[Items from a data source]
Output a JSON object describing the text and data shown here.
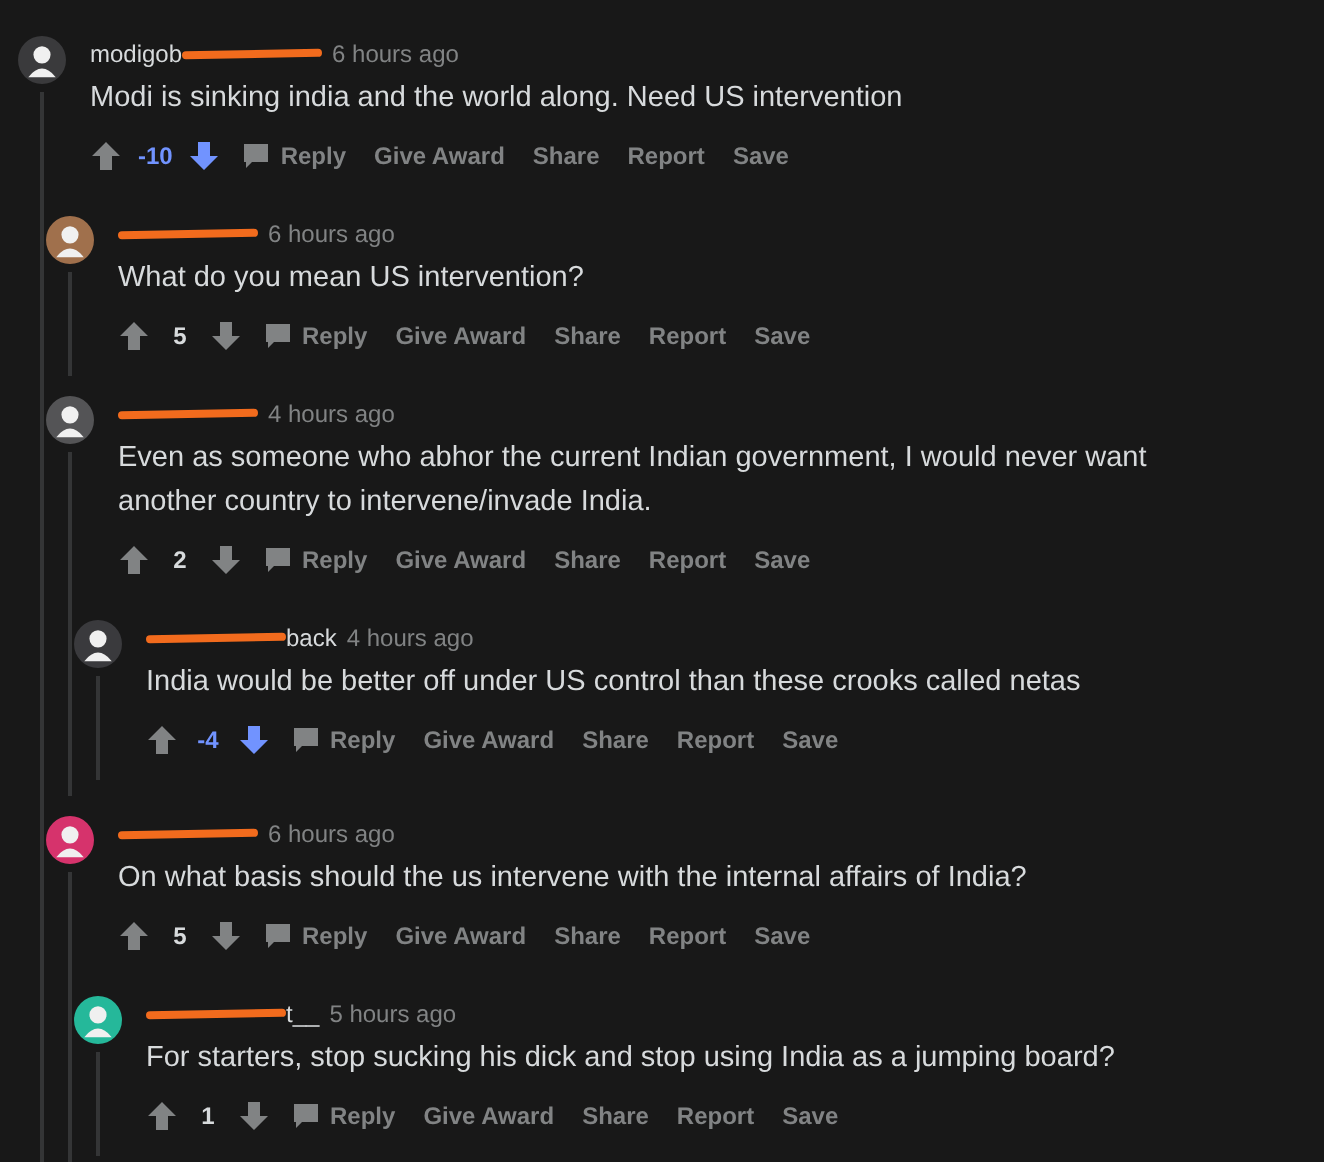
{
  "comments": [
    {
      "author": {
        "before": "modigob",
        "redacted": true
      },
      "color": "#3a3a3c",
      "time": "6 hours ago",
      "body": "Modi is sinking india and the world along. Need US intervention",
      "score": "-10",
      "downvoted": true,
      "actions": [
        "Reply",
        "Give Award",
        "Share",
        "Report",
        "Save"
      ],
      "children": [
        {
          "author": {
            "redacted": true
          },
          "color": "#a0704c",
          "time": "6 hours ago",
          "body": "What do you mean US intervention?",
          "score": "5",
          "downvoted": false,
          "actions": [
            "Reply",
            "Give Award",
            "Share",
            "Report",
            "Save"
          ]
        },
        {
          "author": {
            "redacted": true
          },
          "color": "#545456",
          "time": "4 hours ago",
          "body": "Even as someone who abhor the current Indian government, I would never want another country to intervene/invade India.",
          "score": "2",
          "downvoted": false,
          "actions": [
            "Reply",
            "Give Award",
            "Share",
            "Report",
            "Save"
          ],
          "children": [
            {
              "author": {
                "after": "back",
                "redacted": true
              },
              "color": "#3a3a3d",
              "time": "4 hours ago",
              "body": "India would be better off under US control than these crooks called netas",
              "score": "-4",
              "downvoted": true,
              "actions": [
                "Reply",
                "Give Award",
                "Share",
                "Report",
                "Save"
              ]
            }
          ]
        },
        {
          "author": {
            "redacted": true
          },
          "color": "#d6336c",
          "time": "6 hours ago",
          "body": "On what basis should the us intervene with the internal affairs of India?",
          "score": "5",
          "downvoted": false,
          "actions": [
            "Reply",
            "Give Award",
            "Share",
            "Report",
            "Save"
          ],
          "children": [
            {
              "author": {
                "after": "t__",
                "redacted": true
              },
              "color": "#25b89a",
              "time": "5 hours ago",
              "body": "For starters, stop sucking his dick and stop using India as a jumping board?",
              "score": "1",
              "downvoted": false,
              "actions": [
                "Reply",
                "Give Award",
                "Share",
                "Report",
                "Save"
              ]
            }
          ]
        }
      ]
    }
  ]
}
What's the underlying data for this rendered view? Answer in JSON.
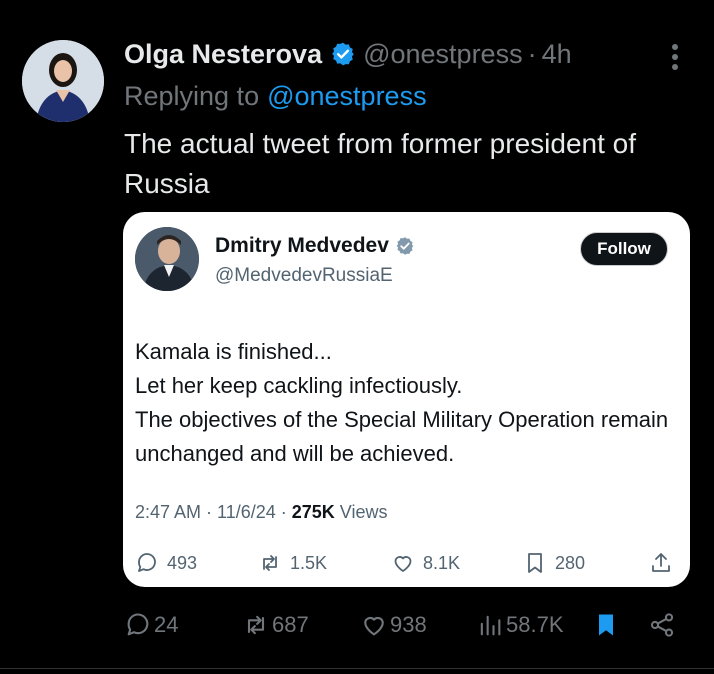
{
  "tweet": {
    "display_name": "Olga Nesterova",
    "handle": "@onestpress",
    "separator": "·",
    "time": "4h",
    "replying_prefix": "Replying to",
    "replying_to": "@onestpress",
    "text": "The actual tweet from former president of Russia",
    "stats": {
      "replies": "24",
      "reposts": "687",
      "likes": "938",
      "views": "58.7K"
    }
  },
  "embedded": {
    "display_name": "Dmitry Medvedev",
    "handle": "@MedvedevRussiaE",
    "follow_label": "Follow",
    "lines": [
      "Kamala is finished...",
      "Let her keep cackling infectiously.",
      "The objectives of the Special Military Operation remain unchanged and will be achieved."
    ],
    "timestamp": "2:47 AM · 11/6/24 · ",
    "views_count": "275K",
    "views_label": " Views",
    "stats": {
      "replies": "493",
      "reposts": "1.5K",
      "likes": "8.1K",
      "bookmarks": "280"
    }
  },
  "colors": {
    "background": "#000000",
    "accent": "#1d9bf0",
    "muted": "#71767b",
    "card_bg": "#ffffff"
  }
}
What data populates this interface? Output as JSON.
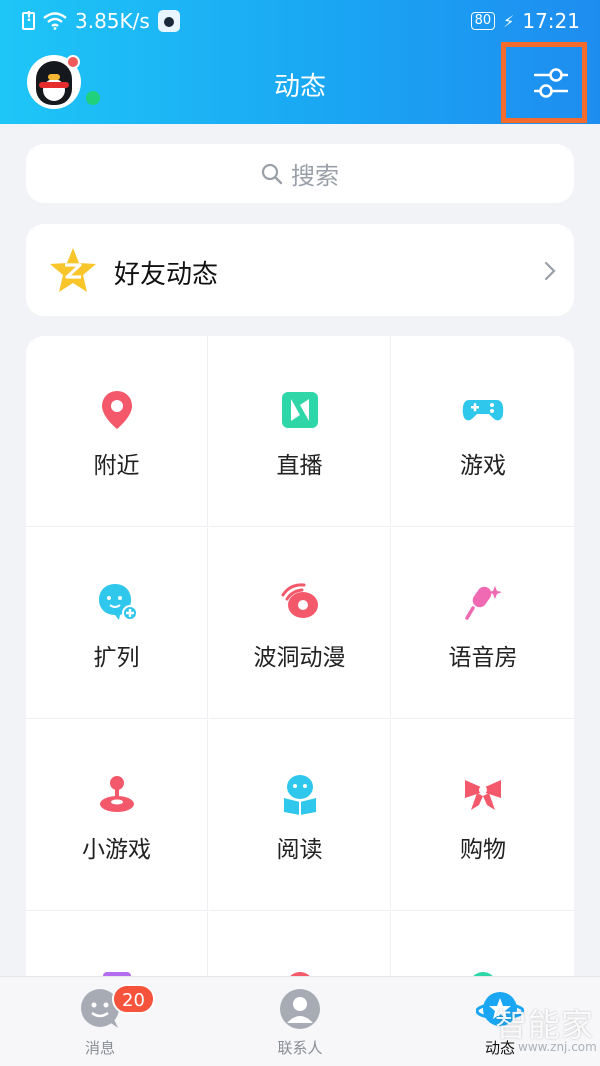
{
  "statusbar": {
    "network_speed": "3.85K/s",
    "battery": "80",
    "time": "17:21"
  },
  "header": {
    "title": "动态"
  },
  "search": {
    "placeholder": "搜索"
  },
  "feed": {
    "title": "好友动态"
  },
  "grid": [
    {
      "label": "附近",
      "icon": "location-pin-icon",
      "color": "#f4596b"
    },
    {
      "label": "直播",
      "icon": "live-icon",
      "color": "#2ed6a8"
    },
    {
      "label": "游戏",
      "icon": "gamepad-icon",
      "color": "#2fc7ec"
    },
    {
      "label": "扩列",
      "icon": "add-friend-icon",
      "color": "#2fc7ec"
    },
    {
      "label": "波洞动漫",
      "icon": "comic-planet-icon",
      "color": "#f4596b"
    },
    {
      "label": "语音房",
      "icon": "microphone-icon",
      "color": "#f06ab3"
    },
    {
      "label": "小游戏",
      "icon": "joystick-icon",
      "color": "#f4596b"
    },
    {
      "label": "阅读",
      "icon": "reading-icon",
      "color": "#2fc7ec"
    },
    {
      "label": "购物",
      "icon": "bow-icon",
      "color": "#f4596b"
    }
  ],
  "tabs": [
    {
      "label": "消息",
      "badge": "20"
    },
    {
      "label": "联系人"
    },
    {
      "label": "动态"
    }
  ],
  "watermark": {
    "text": "智能家",
    "url": "www.znj.com"
  },
  "colors": {
    "header_start": "#1ec6f7",
    "header_end": "#1e8df0",
    "highlight_box": "#f36b2d",
    "badge": "#f5533c"
  }
}
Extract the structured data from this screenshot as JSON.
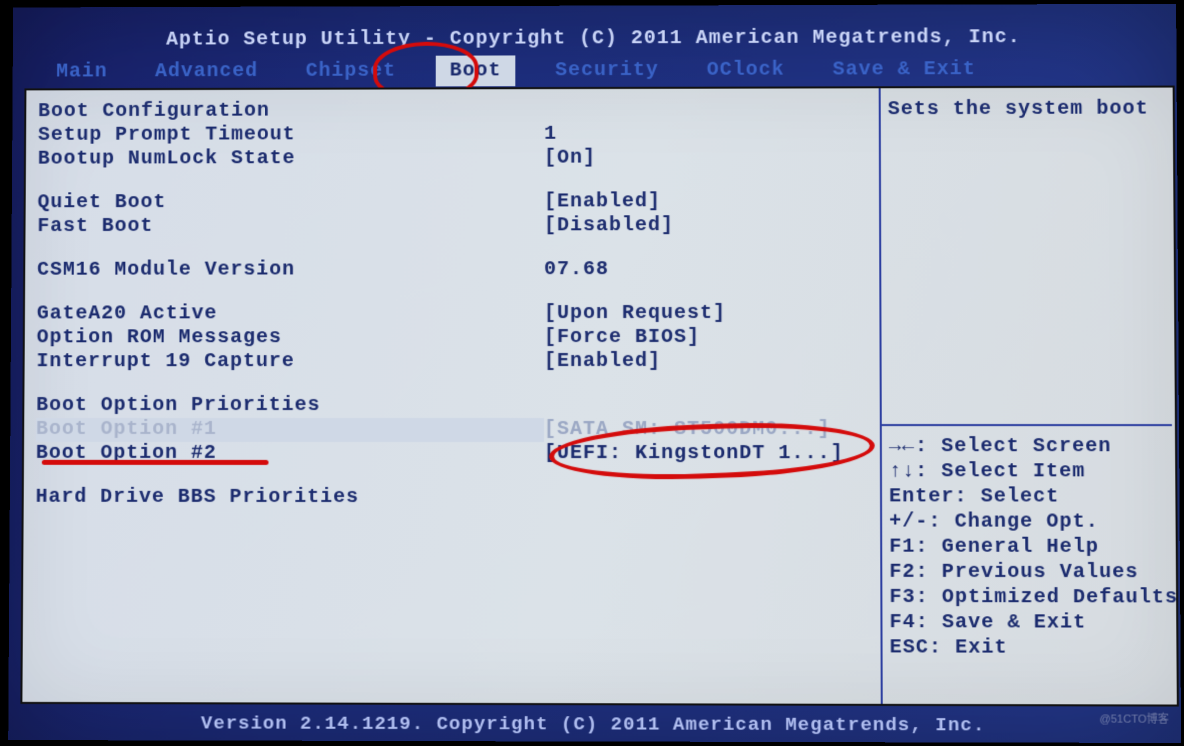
{
  "header": {
    "title": "Aptio Setup Utility - Copyright (C) 2011 American Megatrends, Inc."
  },
  "tabs": {
    "items": [
      "Main",
      "Advanced",
      "Chipset",
      "Boot",
      "Security",
      "OClock",
      "Save & Exit"
    ],
    "active_index": 3
  },
  "left_panel": {
    "section_boot_config": "Boot Configuration",
    "setup_prompt_timeout": {
      "label": "Setup Prompt Timeout",
      "value": "1"
    },
    "bootup_numlock": {
      "label": "Bootup NumLock State",
      "value": "[On]"
    },
    "quiet_boot": {
      "label": "Quiet Boot",
      "value": "[Enabled]"
    },
    "fast_boot": {
      "label": "Fast Boot",
      "value": "[Disabled]"
    },
    "csm16": {
      "label": "CSM16 Module Version",
      "value": "07.68"
    },
    "gatea20": {
      "label": "GateA20 Active",
      "value": "[Upon Request]"
    },
    "option_rom": {
      "label": "Option ROM Messages",
      "value": "[Force BIOS]"
    },
    "int19": {
      "label": "Interrupt 19 Capture",
      "value": "[Enabled]"
    },
    "section_priorities": "Boot Option Priorities",
    "boot1": {
      "label": "Boot Option #1",
      "value": "[SATA  SM: ST500DM0...]"
    },
    "boot2": {
      "label": "Boot Option #2",
      "value": "[UEFI: KingstonDT 1...]"
    },
    "hdd_bbs": "Hard Drive BBS Priorities"
  },
  "right_panel": {
    "help_text": "Sets the system boot",
    "keys": {
      "select_screen": "→←: Select Screen",
      "select_item": "↑↓: Select Item",
      "enter": "Enter: Select",
      "change": "+/-: Change Opt.",
      "f1": "F1: General Help",
      "f2": "F2: Previous Values",
      "f3": "F3: Optimized Defaults",
      "f4": "F4: Save & Exit",
      "esc": "ESC: Exit"
    }
  },
  "footer": {
    "text": "Version 2.14.1219. Copyright (C) 2011 American Megatrends, Inc."
  },
  "watermark": "@51CTO博客"
}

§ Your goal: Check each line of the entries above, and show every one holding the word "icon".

§ Result below:
      "icon": "location-pin-icon",
      "icon": "live-icon",
      "icon": "gamepad-icon",
      "icon": "add-friend-icon",
      "icon": "comic-planet-icon",
      "icon": "microphone-icon",
      "icon": "joystick-icon",
      "icon": "reading-icon",
      "icon": "bow-icon",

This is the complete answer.